- [What is expected]
Reproduce every line of the material, exactly as given.
----
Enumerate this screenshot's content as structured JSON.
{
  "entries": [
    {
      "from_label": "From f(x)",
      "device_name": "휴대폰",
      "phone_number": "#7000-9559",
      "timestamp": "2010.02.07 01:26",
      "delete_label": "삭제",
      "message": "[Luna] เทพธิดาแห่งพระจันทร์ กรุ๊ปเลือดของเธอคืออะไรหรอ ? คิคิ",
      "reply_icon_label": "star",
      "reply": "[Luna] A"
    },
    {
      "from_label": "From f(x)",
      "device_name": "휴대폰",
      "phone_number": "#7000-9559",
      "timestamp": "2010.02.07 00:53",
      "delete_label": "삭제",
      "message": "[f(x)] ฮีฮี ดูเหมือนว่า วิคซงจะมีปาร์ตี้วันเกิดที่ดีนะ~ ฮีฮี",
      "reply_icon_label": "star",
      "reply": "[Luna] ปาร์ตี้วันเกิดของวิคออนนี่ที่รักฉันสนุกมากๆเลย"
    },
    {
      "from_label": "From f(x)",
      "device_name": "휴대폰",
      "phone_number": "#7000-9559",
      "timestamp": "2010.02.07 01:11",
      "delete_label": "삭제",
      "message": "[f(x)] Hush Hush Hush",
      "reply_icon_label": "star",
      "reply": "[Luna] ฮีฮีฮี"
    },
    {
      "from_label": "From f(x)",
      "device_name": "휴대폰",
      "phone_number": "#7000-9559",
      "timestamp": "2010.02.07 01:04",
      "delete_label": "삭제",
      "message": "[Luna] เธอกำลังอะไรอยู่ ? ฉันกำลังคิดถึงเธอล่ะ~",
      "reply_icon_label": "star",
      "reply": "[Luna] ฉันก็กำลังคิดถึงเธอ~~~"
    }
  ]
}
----
- [Finished exercise]
Enumerate this screenshot's content as structured JSON.
{
  "entries": [
    {
      "from_label": "From f(x)",
      "device_name": "휴대폰",
      "phone_number": "#7000-9559",
      "timestamp": "2010.02.07 01:26",
      "delete_label": "삭제",
      "message": "[Luna] เทพธิดาแห่งพระจันทร์ กรุ๊ปเลือดของเธอคืออะไรหรอ ? คิคิ",
      "reply_icon_label": "star",
      "reply": "[Luna] A"
    },
    {
      "from_label": "From f(x)",
      "device_name": "휴대폰",
      "phone_number": "#7000-9559",
      "timestamp": "2010.02.07 00:53",
      "delete_label": "삭제",
      "message": "[f(x)] ฮีฮี ดูเหมือนว่า วิคซงจะมีปาร์ตี้วันเกิดที่ดีนะ~ ฮีฮี",
      "reply_icon_label": "star",
      "reply": "[Luna] ปาร์ตี้วันเกิดของวิคออนนี่ที่รักฉันสนุกมากๆเลย"
    },
    {
      "from_label": "From f(x)",
      "device_name": "휴대폰",
      "phone_number": "#7000-9559",
      "timestamp": "2010.02.07 01:11",
      "delete_label": "삭제",
      "message": "[f(x)] Hush Hush Hush",
      "reply_icon_label": "star",
      "reply": "[Luna] ฮีฮีฮี"
    },
    {
      "from_label": "From f(x)",
      "device_name": "휴대폰",
      "phone_number": "#7000-9559",
      "timestamp": "2010.02.07 01:04",
      "delete_label": "삭제",
      "message": "[Luna] เธอกำลังอะไรอยู่ ? ฉันกำลังคิดถึงเธอล่ะ~",
      "reply_icon_label": "star",
      "reply": "[Luna] ฉันก็กำลังคิดถึงเธอ~~~"
    }
  ]
}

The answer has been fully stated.